● **How to complete this task**: In your copy of the data, include no pictures and alter nothing else.

*** Begin section ***

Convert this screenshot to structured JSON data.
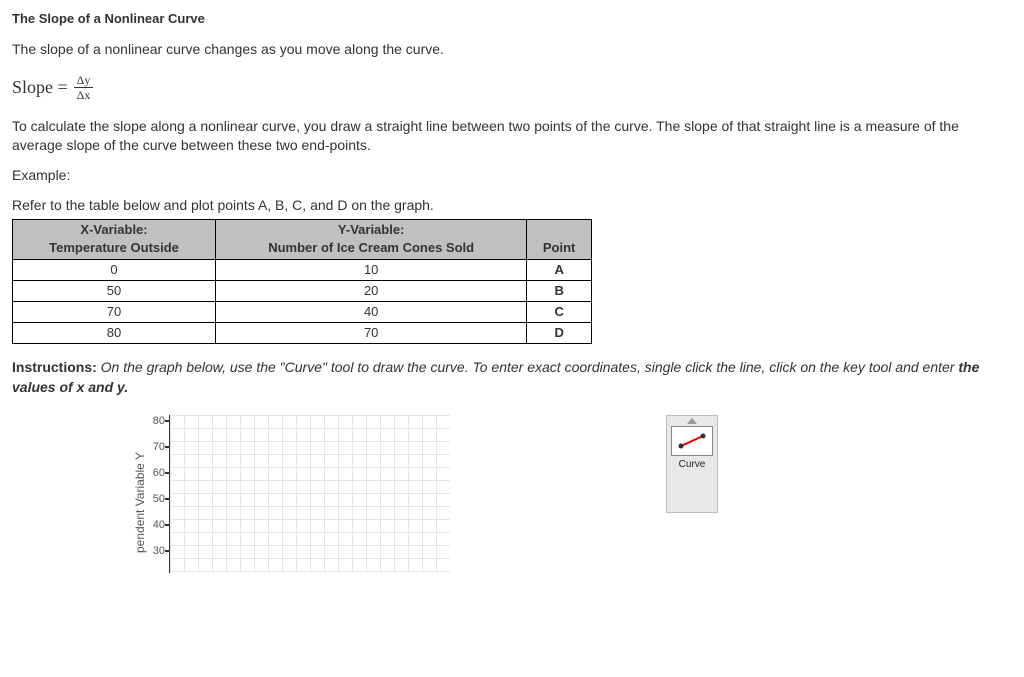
{
  "title": "The Slope of a Nonlinear Curve",
  "intro": "The slope of a nonlinear curve changes as you move along the curve.",
  "formula": {
    "lhs": "Slope =",
    "num": "Δy",
    "den": "Δx"
  },
  "explanation": "To calculate the slope along a nonlinear curve, you draw a straight line between two points of the curve. The slope of that straight line is a measure of the average slope of the curve between these two end-points.",
  "example_label": "Example:",
  "table_intro": "Refer to the table below and plot points A, B, C, and D on the graph.",
  "table": {
    "headers": {
      "x_top": "X-Variable:",
      "x_bottom": "Temperature Outside",
      "y_top": "Y-Variable:",
      "y_bottom": "Number of Ice Cream Cones Sold",
      "point": "Point"
    },
    "rows": [
      {
        "x": "0",
        "y": "10",
        "p": "A"
      },
      {
        "x": "50",
        "y": "20",
        "p": "B"
      },
      {
        "x": "70",
        "y": "40",
        "p": "C"
      },
      {
        "x": "80",
        "y": "70",
        "p": "D"
      }
    ]
  },
  "instructions": {
    "lead": "Instructions:",
    "body1": " On the graph below, use the \"Curve\" tool to draw the curve. To enter exact coordinates, single click the line, click on the key tool and enter ",
    "bold": "the values of x and y."
  },
  "chart_data": {
    "type": "scatter",
    "title": "",
    "xlabel": "",
    "ylabel": "pendent Variable Y",
    "y_ticks": [
      "80",
      "70",
      "60",
      "50",
      "40",
      "30"
    ],
    "ylim": [
      30,
      80
    ],
    "series": []
  },
  "tool": {
    "curve_label": "Curve"
  }
}
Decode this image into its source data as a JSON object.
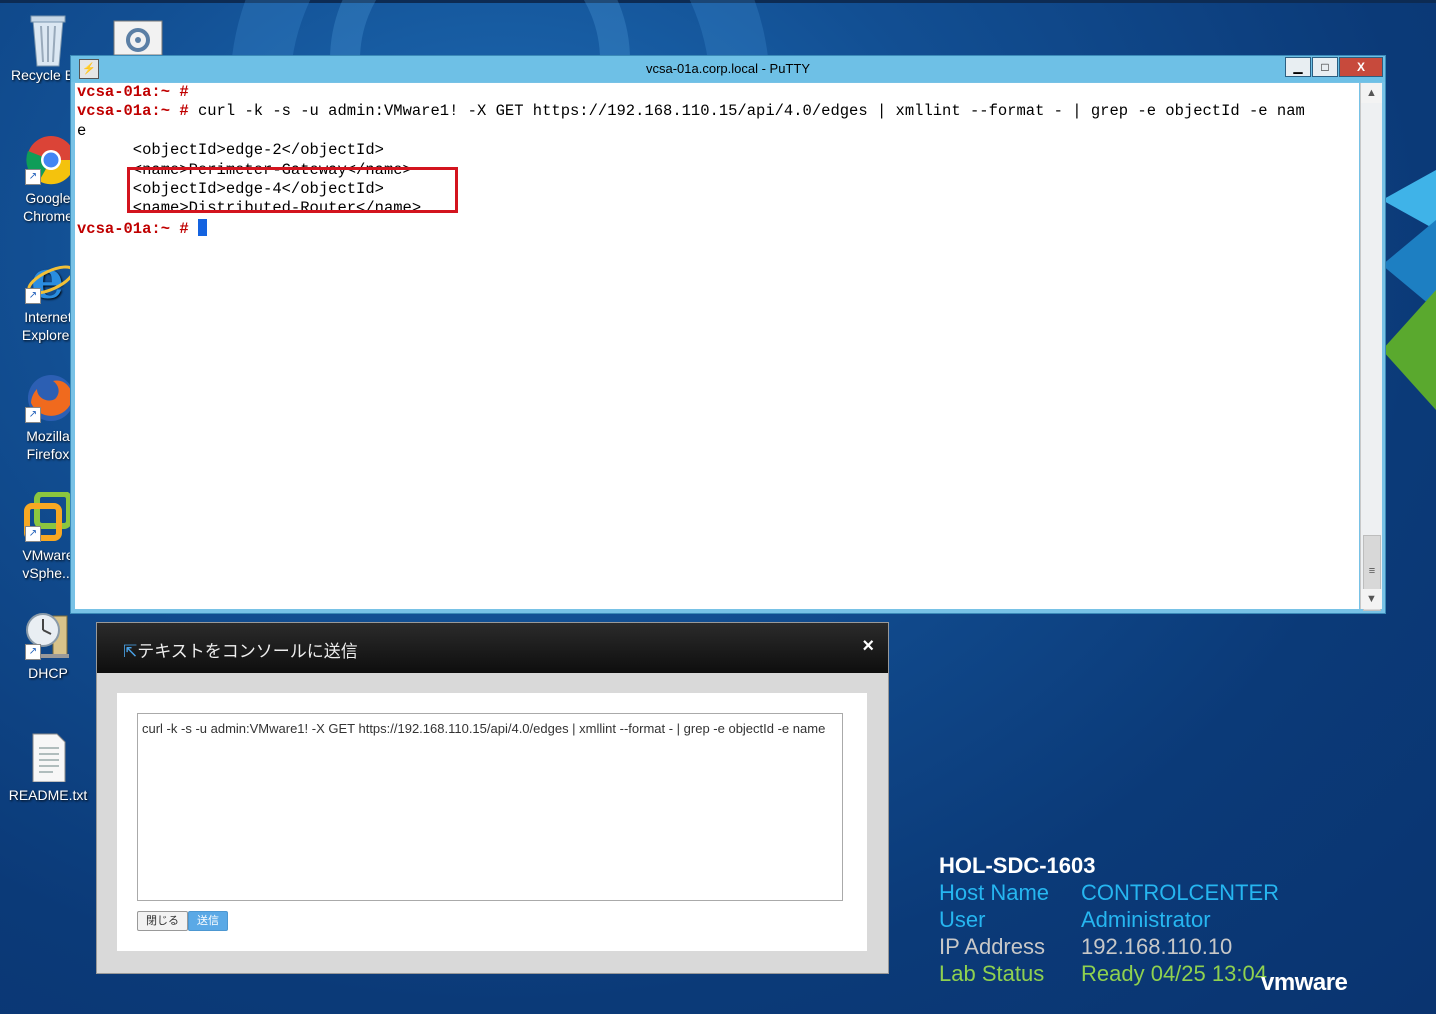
{
  "desktop": {
    "icons": [
      {
        "label1": "Recycle Bin",
        "label2": ""
      },
      {
        "label1": "Google",
        "label2": "Chrome"
      },
      {
        "label1": "Internet",
        "label2": "Explorer"
      },
      {
        "label1": "Mozilla",
        "label2": "Firefox"
      },
      {
        "label1": "VMware",
        "label2": "vSphe..."
      },
      {
        "label1": "DHCP",
        "label2": ""
      },
      {
        "label1": "README.txt",
        "label2": ""
      }
    ]
  },
  "putty": {
    "title": "vcsa-01a.corp.local - PuTTY",
    "buttons": {
      "minimize": "▁",
      "maximize": "□",
      "close": "X"
    },
    "terminal": {
      "prompt": "vcsa-01a:~ #",
      "command_line1": "curl -k -s -u admin:VMware1! -X GET https://192.168.110.15/api/4.0/edges | xmllint --format - | grep -e objectId -e nam",
      "command_line2": "e",
      "output": [
        "      <objectId>edge-2</objectId>",
        "      <name>Perimeter-Gateway</name>",
        "      <objectId>edge-4</objectId>",
        "      <name>Distributed-Router</name>"
      ]
    }
  },
  "dialog": {
    "title": "テキストをコンソールに送信",
    "close_icon": "×",
    "text": "curl -k -s -u admin:VMware1! -X GET https://192.168.110.15/api/4.0/edges | xmllint --format - | grep -e objectId -e name",
    "close_button": "閉じる",
    "send_button": "送信"
  },
  "labinfo": {
    "title": "HOL-SDC-1603",
    "host_name_label": "Host Name",
    "host_name": "CONTROLCENTER",
    "user_label": "User",
    "user": "Administrator",
    "ip_label": "IP Address",
    "ip": "192.168.110.10",
    "status_label": "Lab Status",
    "status": "Ready 04/25 13:04",
    "logo": "vmware"
  },
  "colors": {
    "prompt": "#c00000",
    "highlight_box": "#d3141e",
    "lab_blue": "#26b6f0",
    "lab_green": "#8fd14f"
  }
}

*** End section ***

● **Answer to this problem**:
Convert this screenshot to structured JSON data.
{
  "title": "The Slope of a Nonlinear Curve",
  "intro": "The slope of a nonlinear curve changes as you move along the curve.",
  "formula": {
    "lhs": "Slope =",
    "num": "Δy",
    "den": "Δx"
  },
  "explanation": "To calculate the slope along a nonlinear curve, you draw a straight line between two points of the curve. The slope of that straight line is a measure of the average slope of the curve between these two end-points.",
  "example_label": "Example:",
  "table_intro": "Refer to the table below and plot points A, B, C, and D on the graph.",
  "table": {
    "headers": {
      "x_top": "X-Variable:",
      "x_bottom": "Temperature Outside",
      "y_top": "Y-Variable:",
      "y_bottom": "Number of Ice Cream Cones Sold",
      "point": "Point"
    },
    "rows": [
      {
        "x": "0",
        "y": "10",
        "p": "A"
      },
      {
        "x": "50",
        "y": "20",
        "p": "B"
      },
      {
        "x": "70",
        "y": "40",
        "p": "C"
      },
      {
        "x": "80",
        "y": "70",
        "p": "D"
      }
    ]
  },
  "instructions": {
    "lead": "Instructions:",
    "body1": " On the graph below, use the \"Curve\" tool to draw the curve. To enter exact coordinates, single click the line, click on the key tool and enter ",
    "bold": "the values of x and y."
  },
  "chart_data": {
    "type": "scatter",
    "title": "",
    "xlabel": "",
    "ylabel": "pendent Variable Y",
    "y_ticks": [
      "80",
      "70",
      "60",
      "50",
      "40",
      "30"
    ],
    "ylim": [
      30,
      80
    ],
    "series": []
  },
  "tool": {
    "curve_label": "Curve"
  }
}
Decode this image into its source data as a JSON object.
{
  "desktop": {
    "icons": [
      {
        "label1": "Recycle Bin",
        "label2": ""
      },
      {
        "label1": "Google",
        "label2": "Chrome"
      },
      {
        "label1": "Internet",
        "label2": "Explorer"
      },
      {
        "label1": "Mozilla",
        "label2": "Firefox"
      },
      {
        "label1": "VMware",
        "label2": "vSphe..."
      },
      {
        "label1": "DHCP",
        "label2": ""
      },
      {
        "label1": "README.txt",
        "label2": ""
      }
    ]
  },
  "putty": {
    "title": "vcsa-01a.corp.local - PuTTY",
    "buttons": {
      "minimize": "▁",
      "maximize": "□",
      "close": "X"
    },
    "terminal": {
      "prompt": "vcsa-01a:~ #",
      "command_line1": "curl -k -s -u admin:VMware1! -X GET https://192.168.110.15/api/4.0/edges | xmllint --format - | grep -e objectId -e nam",
      "command_line2": "e",
      "output": [
        "      <objectId>edge-2</objectId>",
        "      <name>Perimeter-Gateway</name>",
        "      <objectId>edge-4</objectId>",
        "      <name>Distributed-Router</name>"
      ]
    }
  },
  "dialog": {
    "title": "テキストをコンソールに送信",
    "close_icon": "×",
    "text": "curl -k -s -u admin:VMware1! -X GET https://192.168.110.15/api/4.0/edges | xmllint --format - | grep -e objectId -e name",
    "close_button": "閉じる",
    "send_button": "送信"
  },
  "labinfo": {
    "title": "HOL-SDC-1603",
    "host_name_label": "Host Name",
    "host_name": "CONTROLCENTER",
    "user_label": "User",
    "user": "Administrator",
    "ip_label": "IP Address",
    "ip": "192.168.110.10",
    "status_label": "Lab Status",
    "status": "Ready 04/25 13:04",
    "logo": "vmware"
  },
  "colors": {
    "prompt": "#c00000",
    "highlight_box": "#d3141e",
    "lab_blue": "#26b6f0",
    "lab_green": "#8fd14f"
  }
}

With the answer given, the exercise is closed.